The American Library Association website has info about Preservation Week. Preservation is a core responsibility of libraries. Library collections need to be cared for. Otherwise, books will fall apart or other calamities will occur. Taking care of the things we have is important, so is preserving the past. Preservation and the past has a special place in law libraries. Laws are among the many things law libraries preserve; state laws and regulations are always being replaced, updated, and transformed. There are many laws that deal with preservation too; here are a couple resources to help you enter this important area of law:
Historic Preservation Law in a Nutshell by Sara C. Bronin & Ryan Rowberry
Available at SU Law Library LAW-Reserve (KF4310.B76 2014)
The Antiquities Act: A Century of American Archaeology, Historic Preservation, and Nature Conservation by David Harmon, Francis P. McManamon, & Dwight T. Pitcaithley
Available at SU Law Library LAW-4th Floor (KF4310.A96 2006)
Everyone has heard of the Library of Congress but did you know there is also a Law Library of Congress?

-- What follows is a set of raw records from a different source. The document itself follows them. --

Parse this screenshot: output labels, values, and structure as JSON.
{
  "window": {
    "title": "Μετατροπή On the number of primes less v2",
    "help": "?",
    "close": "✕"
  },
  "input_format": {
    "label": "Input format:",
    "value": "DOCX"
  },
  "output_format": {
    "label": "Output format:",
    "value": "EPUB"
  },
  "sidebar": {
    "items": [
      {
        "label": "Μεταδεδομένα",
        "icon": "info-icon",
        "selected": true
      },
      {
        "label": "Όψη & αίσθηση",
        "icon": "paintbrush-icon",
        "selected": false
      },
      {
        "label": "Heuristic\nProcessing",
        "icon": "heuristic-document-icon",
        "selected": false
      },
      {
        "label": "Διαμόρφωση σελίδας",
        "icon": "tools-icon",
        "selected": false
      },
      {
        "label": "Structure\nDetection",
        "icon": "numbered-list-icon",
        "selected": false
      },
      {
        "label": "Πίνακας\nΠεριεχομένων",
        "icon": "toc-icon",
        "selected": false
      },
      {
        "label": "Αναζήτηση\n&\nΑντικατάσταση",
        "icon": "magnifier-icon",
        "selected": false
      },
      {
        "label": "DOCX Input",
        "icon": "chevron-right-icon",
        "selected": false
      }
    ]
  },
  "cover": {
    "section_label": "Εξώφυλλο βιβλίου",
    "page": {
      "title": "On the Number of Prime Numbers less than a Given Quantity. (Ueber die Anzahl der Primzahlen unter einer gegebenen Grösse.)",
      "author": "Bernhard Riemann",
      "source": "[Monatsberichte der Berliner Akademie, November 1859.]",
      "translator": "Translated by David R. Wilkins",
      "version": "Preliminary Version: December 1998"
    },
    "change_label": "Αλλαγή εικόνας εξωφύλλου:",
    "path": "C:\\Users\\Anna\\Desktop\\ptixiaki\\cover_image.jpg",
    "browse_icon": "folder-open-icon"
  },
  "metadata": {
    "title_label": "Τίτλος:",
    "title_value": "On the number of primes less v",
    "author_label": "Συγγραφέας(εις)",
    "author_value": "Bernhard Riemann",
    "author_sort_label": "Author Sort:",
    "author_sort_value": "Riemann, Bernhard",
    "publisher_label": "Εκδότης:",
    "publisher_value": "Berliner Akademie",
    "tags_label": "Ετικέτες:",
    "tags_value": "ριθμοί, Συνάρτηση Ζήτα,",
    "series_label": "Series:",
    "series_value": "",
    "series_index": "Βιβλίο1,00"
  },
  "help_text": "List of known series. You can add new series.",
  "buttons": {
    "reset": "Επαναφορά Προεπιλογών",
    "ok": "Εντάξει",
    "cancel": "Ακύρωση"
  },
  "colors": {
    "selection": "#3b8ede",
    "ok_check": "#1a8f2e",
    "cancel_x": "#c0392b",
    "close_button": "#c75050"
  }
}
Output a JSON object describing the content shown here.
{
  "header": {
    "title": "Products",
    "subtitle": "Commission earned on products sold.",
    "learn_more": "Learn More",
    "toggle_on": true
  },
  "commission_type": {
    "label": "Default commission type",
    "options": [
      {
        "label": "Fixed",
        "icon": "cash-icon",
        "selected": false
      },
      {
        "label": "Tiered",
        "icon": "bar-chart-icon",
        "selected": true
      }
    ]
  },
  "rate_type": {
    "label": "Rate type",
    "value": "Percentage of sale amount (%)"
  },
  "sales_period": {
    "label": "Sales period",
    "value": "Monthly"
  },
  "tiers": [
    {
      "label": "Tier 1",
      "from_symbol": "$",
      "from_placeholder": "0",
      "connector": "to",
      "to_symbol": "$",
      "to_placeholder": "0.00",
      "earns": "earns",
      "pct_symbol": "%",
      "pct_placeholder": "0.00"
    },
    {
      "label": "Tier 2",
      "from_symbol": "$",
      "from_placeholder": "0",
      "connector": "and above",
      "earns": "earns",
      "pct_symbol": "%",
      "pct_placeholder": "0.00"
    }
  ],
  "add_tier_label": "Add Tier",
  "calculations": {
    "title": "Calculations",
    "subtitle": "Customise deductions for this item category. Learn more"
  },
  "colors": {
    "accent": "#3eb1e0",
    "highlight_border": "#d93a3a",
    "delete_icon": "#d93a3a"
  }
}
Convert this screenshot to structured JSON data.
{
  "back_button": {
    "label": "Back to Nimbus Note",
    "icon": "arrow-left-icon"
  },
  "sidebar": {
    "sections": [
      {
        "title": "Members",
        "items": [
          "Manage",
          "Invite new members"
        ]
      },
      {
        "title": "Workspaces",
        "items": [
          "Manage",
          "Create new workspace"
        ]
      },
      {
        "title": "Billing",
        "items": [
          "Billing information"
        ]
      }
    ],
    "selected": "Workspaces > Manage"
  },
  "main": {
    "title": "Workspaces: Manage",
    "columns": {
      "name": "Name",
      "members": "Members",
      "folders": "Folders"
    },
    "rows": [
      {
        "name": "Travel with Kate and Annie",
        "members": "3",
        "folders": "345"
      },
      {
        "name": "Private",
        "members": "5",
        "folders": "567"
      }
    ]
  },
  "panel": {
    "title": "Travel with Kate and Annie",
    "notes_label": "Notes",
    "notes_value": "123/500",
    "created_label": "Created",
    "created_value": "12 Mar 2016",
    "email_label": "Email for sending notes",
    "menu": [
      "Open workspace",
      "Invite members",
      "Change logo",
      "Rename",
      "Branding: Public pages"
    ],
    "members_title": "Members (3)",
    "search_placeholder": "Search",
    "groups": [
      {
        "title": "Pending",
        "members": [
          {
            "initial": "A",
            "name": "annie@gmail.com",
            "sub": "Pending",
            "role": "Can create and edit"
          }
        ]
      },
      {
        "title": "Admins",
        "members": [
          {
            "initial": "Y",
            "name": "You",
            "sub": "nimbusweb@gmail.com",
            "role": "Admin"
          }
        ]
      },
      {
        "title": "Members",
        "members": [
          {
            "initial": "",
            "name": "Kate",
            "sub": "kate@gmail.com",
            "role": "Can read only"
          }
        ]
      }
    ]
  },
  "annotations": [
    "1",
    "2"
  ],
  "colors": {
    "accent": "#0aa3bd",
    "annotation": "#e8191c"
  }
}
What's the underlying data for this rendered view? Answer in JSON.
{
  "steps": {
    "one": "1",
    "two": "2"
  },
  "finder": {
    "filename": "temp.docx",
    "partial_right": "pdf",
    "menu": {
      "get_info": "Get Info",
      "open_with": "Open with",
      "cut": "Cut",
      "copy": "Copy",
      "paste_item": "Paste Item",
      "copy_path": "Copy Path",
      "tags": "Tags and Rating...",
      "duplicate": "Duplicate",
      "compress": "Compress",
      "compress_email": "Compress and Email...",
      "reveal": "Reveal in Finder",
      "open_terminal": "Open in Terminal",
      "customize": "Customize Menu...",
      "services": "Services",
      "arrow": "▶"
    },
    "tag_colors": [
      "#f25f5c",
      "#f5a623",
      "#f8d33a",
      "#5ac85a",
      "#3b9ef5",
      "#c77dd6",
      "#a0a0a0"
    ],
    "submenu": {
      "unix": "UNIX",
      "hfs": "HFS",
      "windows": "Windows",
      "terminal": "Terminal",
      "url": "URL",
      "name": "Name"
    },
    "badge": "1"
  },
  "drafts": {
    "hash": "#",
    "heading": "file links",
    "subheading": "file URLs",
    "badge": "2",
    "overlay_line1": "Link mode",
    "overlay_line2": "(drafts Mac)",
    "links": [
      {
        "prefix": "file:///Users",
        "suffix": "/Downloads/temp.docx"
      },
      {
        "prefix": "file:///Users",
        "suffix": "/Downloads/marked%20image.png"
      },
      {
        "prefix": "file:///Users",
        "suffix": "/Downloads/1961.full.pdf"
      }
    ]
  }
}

Established in 1832, it is the world’s largest law library with a collection of over 2.65 million volumes. There are books from the early years of publishing through the present day. They cover virtually all of the world’s jurisdictions and are written in numerous languages. And a few of them are not available on the internet. The Law Library of Congresses also publishes reports on a variety of legal issues. These reports are created to inform members of Congress but many of them are available online to the general public. If you are ever in the nation’s capital, it might be an interesting and less visited attraction. But until then, you will have to visit the website.
It is big news in Seattle that federal budget cuts have caused cancellation of the Blue Angels’ annual visit to Seafair. In a similar vein, state budget cuts may impact another local institution: the Washington State Library. In recent decades, the library has been moved off of the Capitol campus. Budget constraints threaten additional changes. Read the Seattle Times article describing the budget maneuvering that has accompanied the library’s travails.
The Public Law Library of King County was already a great resource for those who need access to legal information. Physically located in the King County Courthouse in Seattle and the Maleng Regional Justice Center in Kent, the law library provides reference assistance, classes, and access to legal resources. The newly revamped website provides access to their excellent guides, podcasts, and information. Check it out and let them know what you think.
With over 2.65 million volumes, the Law Library of Congress is the world’s largest law library. Founded in 1832, the law library of Congress has continuously served as the official law library for both Congress and the Supreme Court.
Library interiors are often works of art in themselves. Flavorwire has published The 25 Most Beautiful College Libraries in the World. Check out the stunning photos.
Founded in 1475, the library at the Vatican is one of the world’s oldest continually operating libraries. The Vatican library houses a large collection, including 1.1 million printed books, 75,000 manuscripts and 8,500 incunabula (as pictured here, a hand-printed manuscript that was common in Europe prior to the invention of the printing press). Though closed to the public for several years of restoration, the Vatican library re-opened in September of 2010.
While many libraries in the ancient world pre-dated it, the library at St. Catherine’s Monastery in Sinai, Egypt has been continually running since about 565 AD. Constructed near the site of the burning bush, St. Catherine’s was difficult to access for many years, as it required a 10 day trip by camel. The library currently houses about 5000 early printed books and 2000 scrolls. Included in the collection are some of the earliest printed works of Plato and Homer, along with pieces of a bible from the 4th century. You can also find St. Catherine’s Monastery on the web.
With the advent of online indexes, library card catalogs are now virtually obsolete. Amazing to think that less than 30 years ago, you may have been confronted with a seemingly endless card catalog if you wanted to access the Library of Congress. Card catalogs also required a lot of maintenance. For some reason the online-library search seems a bit more accessible.
Of all of the ancient libraries, the library at Alexandria is likely the most famous. As a symbol of affluence in many societies, library buildings often involve the latest and greatest elements from the world of architecture. This certainly rings true for both the ancient and modern libraries at Alexandria. The ancient library of Alexandria disappeared after it was destroyed by fire in 48 BC. In 2002, Egypt completed construction of Bibliotheca Alexandrina, near the site of the ancient library. Images of the stunning architecture of Bibliotheca Alexandrina can be viewed by navigating through its homepage.